### Stored data
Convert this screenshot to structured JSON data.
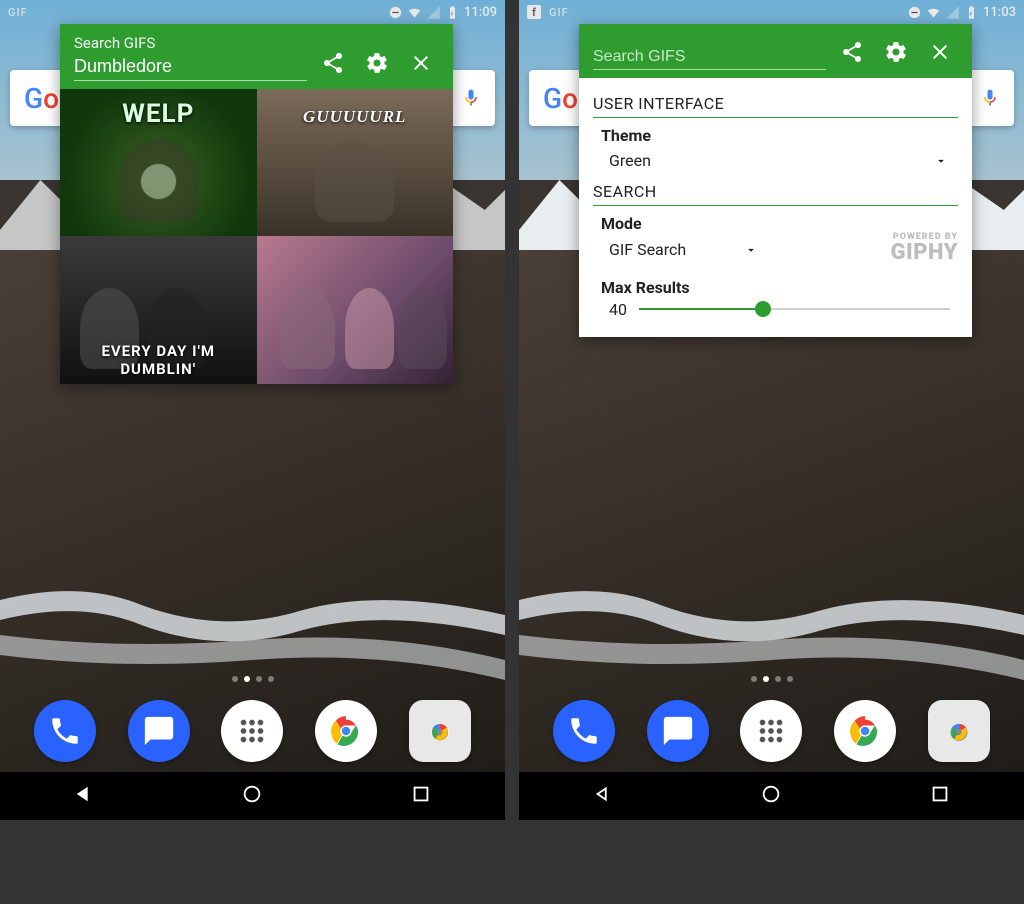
{
  "left": {
    "statusbar": {
      "gif_label": "GIF",
      "time": "11:09",
      "has_fb": false
    },
    "widget": {
      "search_label": "Search GIFS",
      "search_value": "Dumbledore",
      "gifs": [
        {
          "caption": "WELP"
        },
        {
          "caption": "GUUUUURL"
        },
        {
          "caption": "EVERY DAY I'M DUMBLIN'"
        },
        {
          "caption": ""
        }
      ]
    }
  },
  "right": {
    "statusbar": {
      "gif_label": "GIF",
      "time": "11:03",
      "has_fb": true
    },
    "widget": {
      "search_label": "Search GIFS",
      "search_value": "",
      "settings": {
        "section_ui": "USER INTERFACE",
        "theme_label": "Theme",
        "theme_value": "Green",
        "section_search": "SEARCH",
        "mode_label": "Mode",
        "mode_value": "GIF Search",
        "giphy_line1": "POWERED BY",
        "giphy_line2": "GIPHY",
        "max_results_label": "Max Results",
        "max_results_value": "40",
        "max_results_percent": 40
      }
    }
  },
  "google_logo": "Google"
}
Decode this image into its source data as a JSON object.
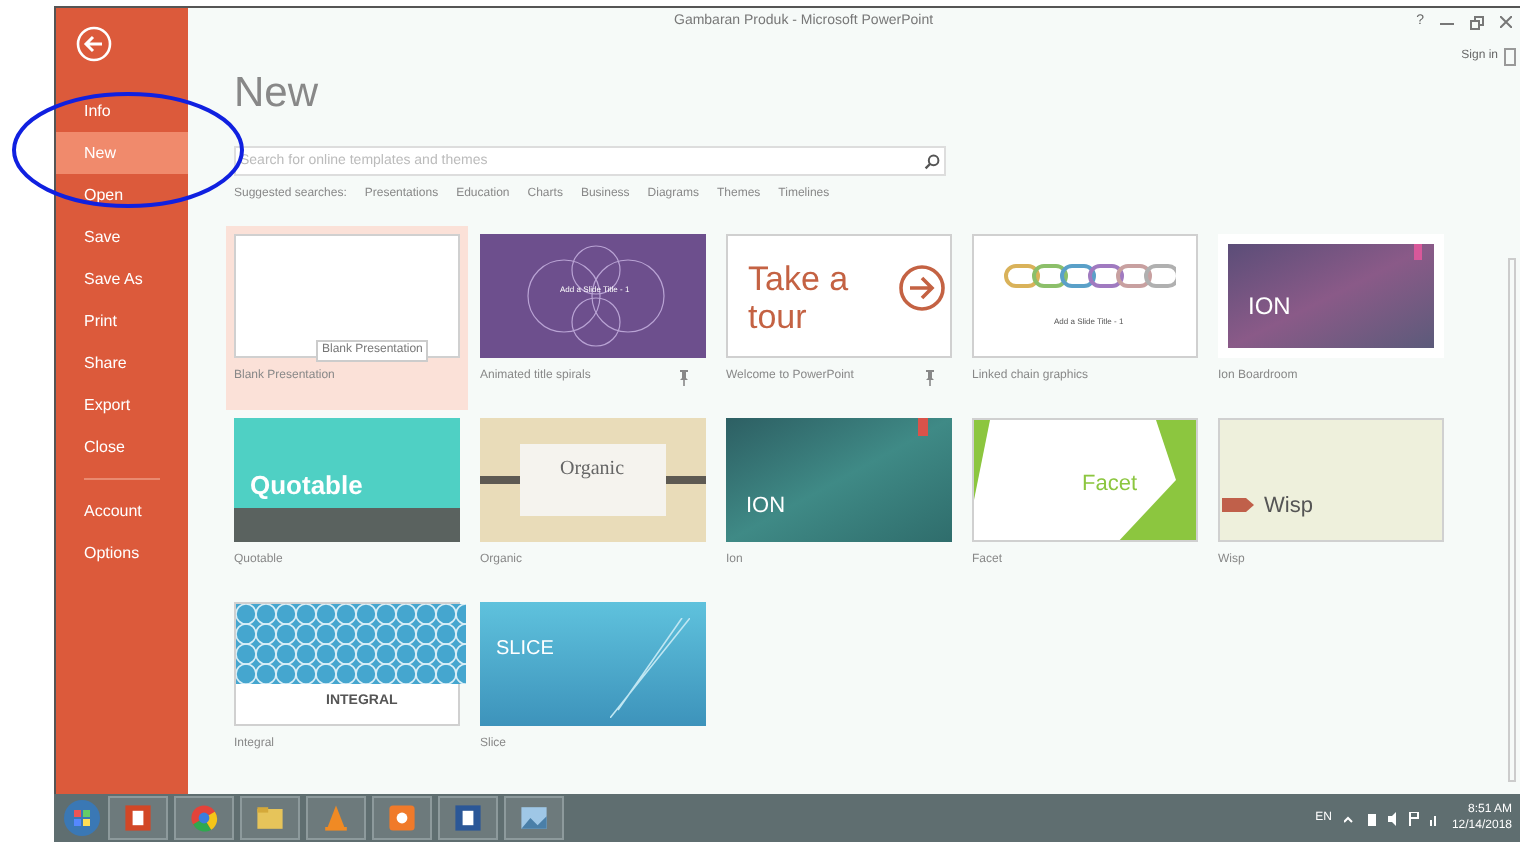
{
  "window": {
    "title": "Gambaran Produk - Microsoft PowerPoint",
    "help": "?",
    "account": "Sign in"
  },
  "sidebar": {
    "items": [
      {
        "label": "Info",
        "selected": false
      },
      {
        "label": "New",
        "selected": true
      },
      {
        "label": "Open",
        "selected": false
      },
      {
        "label": "Save",
        "selected": false
      },
      {
        "label": "Save As",
        "selected": false
      },
      {
        "label": "Print",
        "selected": false
      },
      {
        "label": "Share",
        "selected": false
      },
      {
        "label": "Export",
        "selected": false
      },
      {
        "label": "Close",
        "selected": false
      }
    ],
    "footer_items": [
      {
        "label": "Account",
        "selected": false
      },
      {
        "label": "Options",
        "selected": false
      }
    ]
  },
  "page": {
    "heading": "New",
    "search": {
      "placeholder": "Search for online templates and themes"
    },
    "suggested_label": "Suggested searches:",
    "suggested": [
      "Presentations",
      "Education",
      "Charts",
      "Business",
      "Diagrams",
      "Themes",
      "Timelines"
    ]
  },
  "templates": [
    {
      "name": "Blank Presentation",
      "kind": "blank",
      "selected": true,
      "pinned": false,
      "tooltip": "Blank Presentation"
    },
    {
      "name": "Animated title spirals",
      "kind": "spirals",
      "selected": false,
      "pinned": true,
      "slide_text": "Add a Slide Title - 1"
    },
    {
      "name": "Welcome to PowerPoint",
      "kind": "tour",
      "selected": false,
      "pinned": true,
      "slide_text": "Take a tour"
    },
    {
      "name": "Linked chain graphics",
      "kind": "chain",
      "selected": false,
      "pinned": false,
      "slide_text": "Add a Slide Title - 1"
    },
    {
      "name": "Ion Boardroom",
      "kind": "ion-board",
      "selected": false,
      "pinned": false,
      "slide_text": "ION"
    },
    {
      "name": "Quotable",
      "kind": "quotable",
      "selected": false,
      "pinned": false,
      "slide_text": "Quotable"
    },
    {
      "name": "Organic",
      "kind": "organic",
      "selected": false,
      "pinned": false,
      "slide_text": "Organic"
    },
    {
      "name": "Ion",
      "kind": "ion",
      "selected": false,
      "pinned": false,
      "slide_text": "ION"
    },
    {
      "name": "Facet",
      "kind": "facet",
      "selected": false,
      "pinned": false,
      "slide_text": "Facet"
    },
    {
      "name": "Wisp",
      "kind": "wisp",
      "selected": false,
      "pinned": false,
      "slide_text": "Wisp"
    },
    {
      "name": "Integral",
      "kind": "integral",
      "selected": false,
      "pinned": false,
      "slide_text": "INTEGRAL"
    },
    {
      "name": "Slice",
      "kind": "slice",
      "selected": false,
      "pinned": false,
      "slide_text": "SLICE"
    }
  ],
  "taskbar": {
    "apps": [
      {
        "kind": "powerpoint"
      },
      {
        "kind": "chrome"
      },
      {
        "kind": "folder"
      },
      {
        "kind": "cone"
      },
      {
        "kind": "antivirus"
      },
      {
        "kind": "word"
      },
      {
        "kind": "photos"
      }
    ],
    "language": "EN",
    "time": "8:51 AM",
    "date": "12/14/2018"
  }
}
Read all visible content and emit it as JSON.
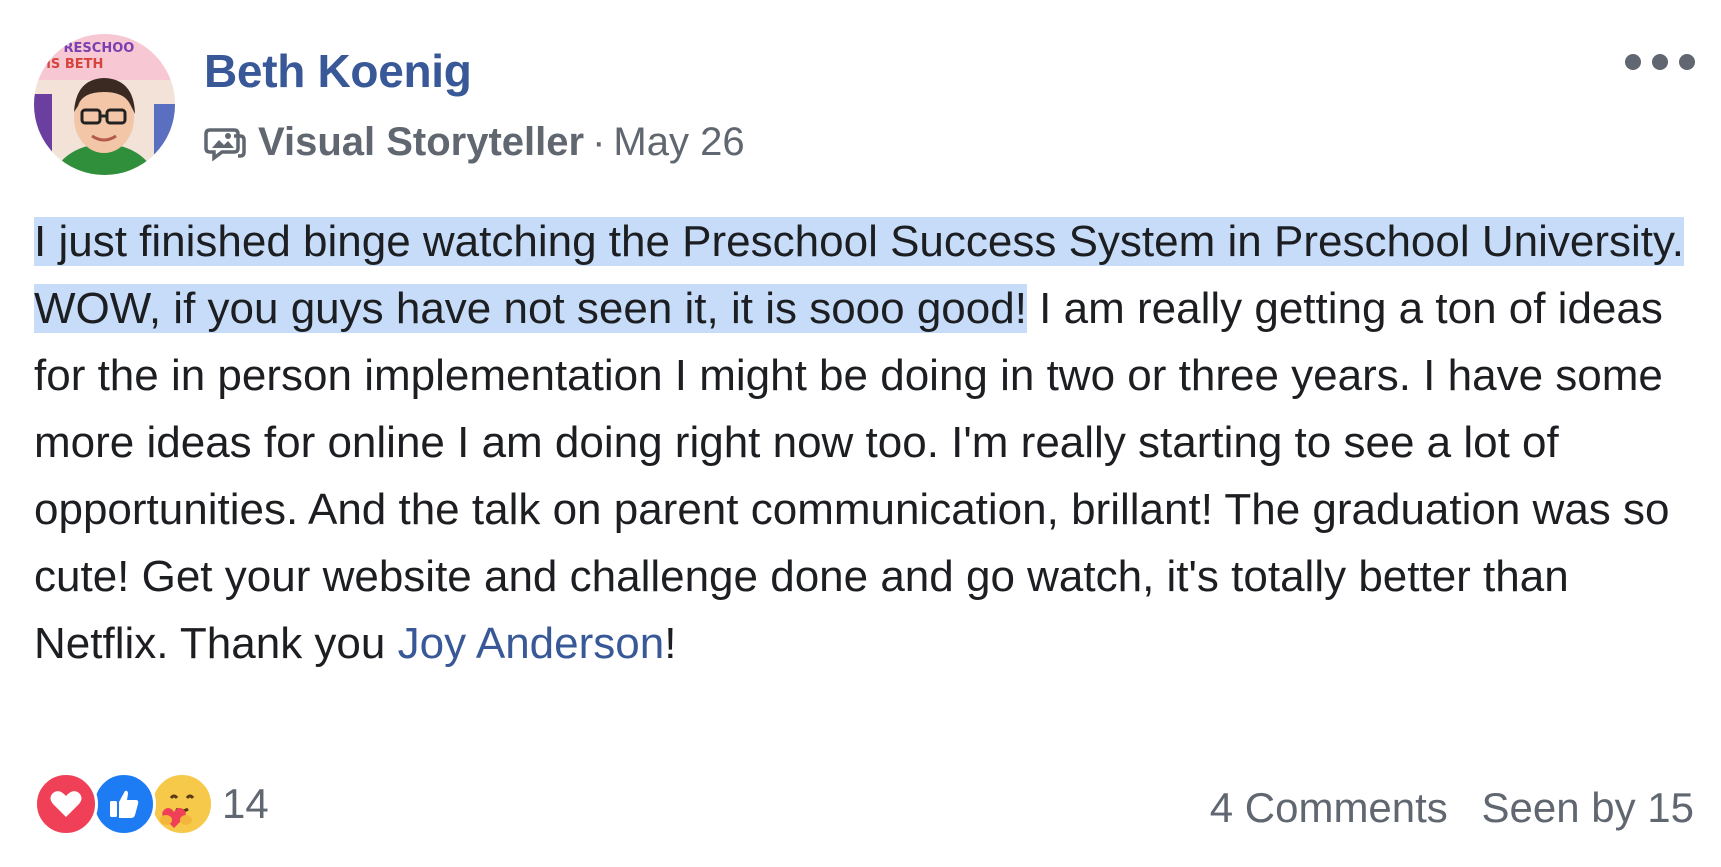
{
  "author": {
    "name": "Beth Koenig",
    "avatar_sign": "PRESCHOOL MS BETH"
  },
  "meta": {
    "badge": "Visual Storyteller",
    "separator": "·",
    "date": "May 26"
  },
  "post": {
    "highlighted_text": "I just finished binge watching the Preschool Success System in Preschool University. WOW, if you guys have not seen it, it is sooo good!",
    "text": " I am really getting a ton of ideas for the in person implementation I might be doing in two or three years. I have some more ideas for online I am doing right now too. I'm really starting to see a lot of opportunities. And the talk on parent communication, brillant! The graduation was so cute! Get your website and challenge done and go watch, it's totally better than Netflix. Thank you ",
    "mention": "Joy Anderson",
    "ending": "!"
  },
  "footer": {
    "reaction_icons": [
      "love-reaction-icon",
      "like-reaction-icon",
      "care-reaction-icon"
    ],
    "reaction_count": "14",
    "comments": "4 Comments",
    "seen_by": "Seen by 15"
  },
  "colors": {
    "link": "#385898",
    "secondary_text": "#606770",
    "highlight": "#c6dcf8",
    "love": "#ef4058",
    "like": "#1d7bf3",
    "care": "#f6c94a"
  }
}
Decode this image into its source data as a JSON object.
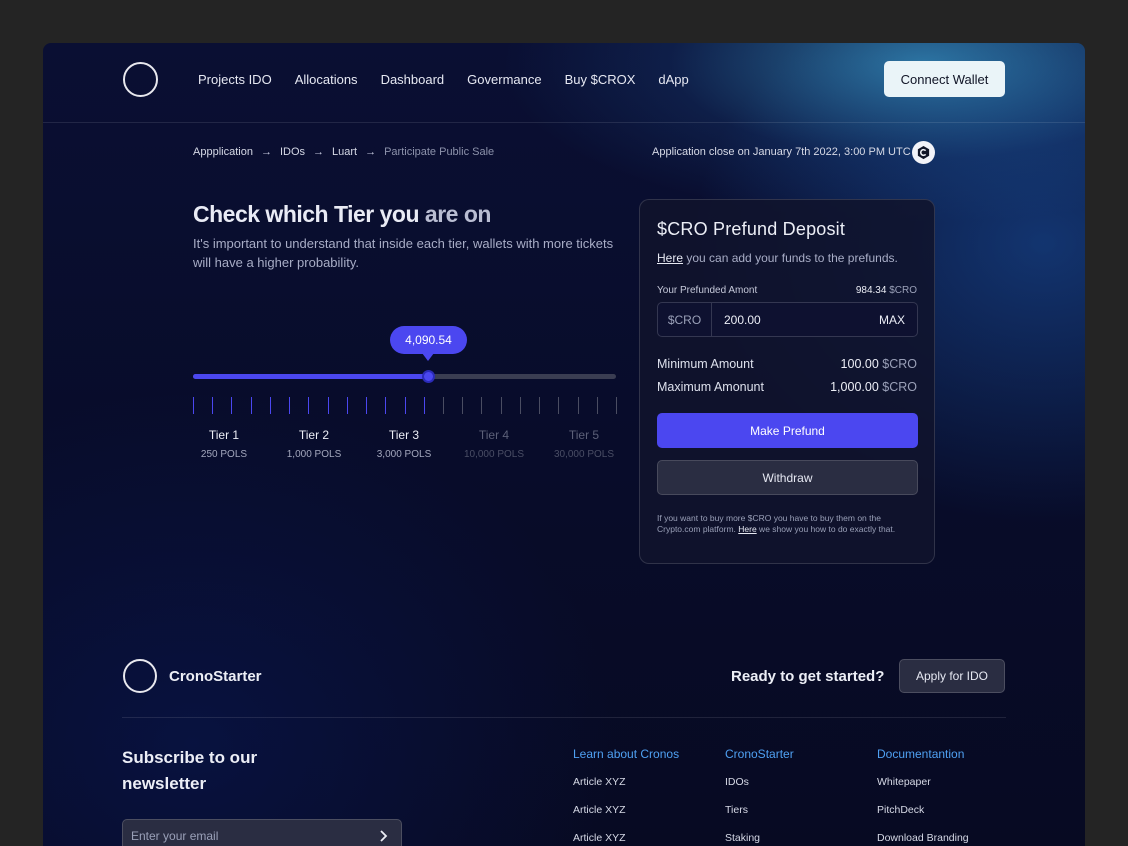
{
  "header": {
    "nav": [
      "Projects IDO",
      "Allocations",
      "Dashboard",
      "Govermance",
      "Buy $CROX",
      "dApp"
    ],
    "connect_label": "Connect Wallet"
  },
  "breadcrumb": {
    "items": [
      "Appplication",
      "IDOs",
      "Luart"
    ],
    "current": "Participate Public Sale",
    "separator": "→"
  },
  "application_close": "Application close on January 7th 2022, 3:00 PM UTC",
  "tiers_section": {
    "title_main": "Check which Tier you",
    "title_muted": "are on",
    "subtitle": "It's important to understand that inside each tier, wallets with more tickets will have a higher probability.",
    "slider_value": "4,090.54",
    "slider_fraction": 0.557,
    "tiers": [
      {
        "name": "Tier 1",
        "amount": "250 POLS",
        "active": true
      },
      {
        "name": "Tier 2",
        "amount": "1,000 POLS",
        "active": true
      },
      {
        "name": "Tier 3",
        "amount": "3,000 POLS",
        "active": true
      },
      {
        "name": "Tier 4",
        "amount": "10,000 POLS",
        "active": false
      },
      {
        "name": "Tier 5",
        "amount": "30,000 POLS",
        "active": false
      }
    ]
  },
  "deposit_card": {
    "title": "$CRO Prefund Deposit",
    "subtitle_link": "Here",
    "subtitle_rest": " you can add your funds to the prefunds.",
    "prefunded_label": "Your Prefunded Amont",
    "prefunded_value": "984.34",
    "currency": "$CRO",
    "input_prefix": "$CRO",
    "input_value": "200.00",
    "max_label": "MAX",
    "min_label": "Minimum Amount",
    "min_value": "100.00",
    "max_amount_label": "Maximum Amonunt",
    "max_amount_value": "1,000.00",
    "primary_button": "Make Prefund",
    "secondary_button": "Withdraw",
    "note_pre": "If you want to buy more $CRO you have to buy them on the Crypto.com platform. ",
    "note_link": "Here",
    "note_post": " we show you how to do exactly that."
  },
  "footer": {
    "brand": "CronoStarter",
    "cta_text": "Ready to get started?",
    "cta_button": "Apply for IDO",
    "newsletter_title": "Subscribe to our newsletter",
    "email_placeholder": "Enter your email",
    "columns": [
      {
        "heading": "Learn about Cronos",
        "links": [
          "Article XYZ",
          "Article XYZ",
          "Article XYZ"
        ]
      },
      {
        "heading": "CronoStarter",
        "links": [
          "IDOs",
          "Tiers",
          "Staking"
        ]
      },
      {
        "heading": "Documentantion",
        "links": [
          "Whitepaper",
          "PitchDeck",
          "Download Branding"
        ]
      }
    ]
  },
  "colors": {
    "accent": "#4b47f0",
    "link_blue": "#4fa0f2",
    "background": "#080c2a"
  },
  "icons": [
    "logo-ring-icon",
    "arrow-right-icon",
    "cronos-logo-icon",
    "chevron-right-icon"
  ]
}
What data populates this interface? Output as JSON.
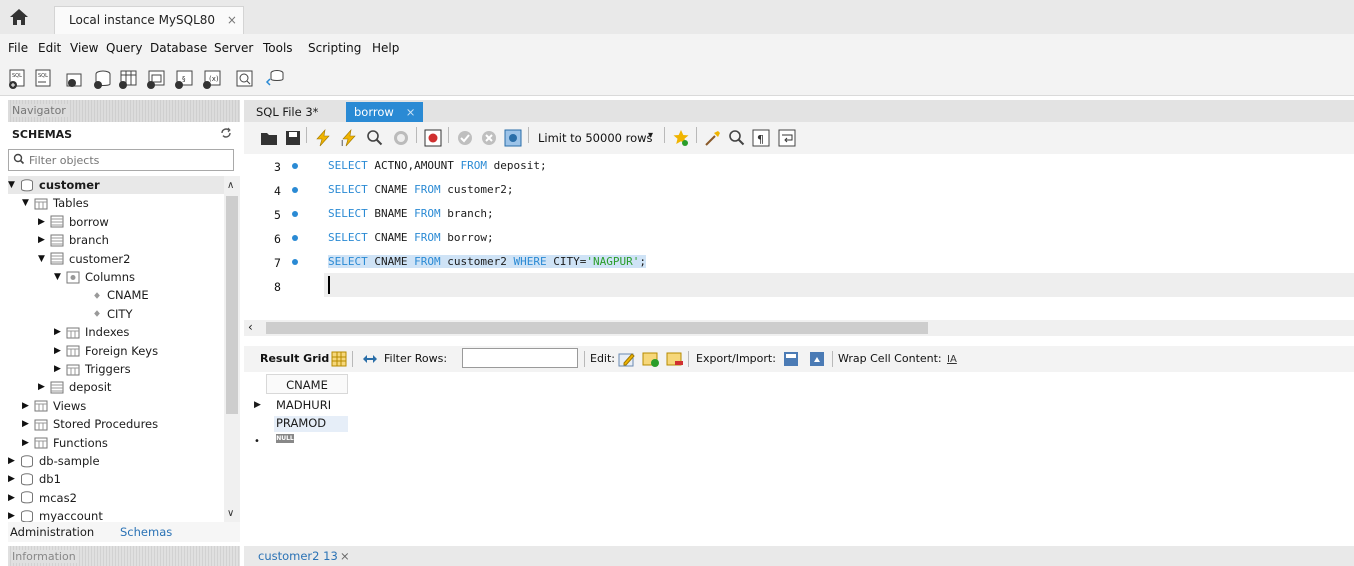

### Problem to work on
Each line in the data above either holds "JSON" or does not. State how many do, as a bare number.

### Finished task
5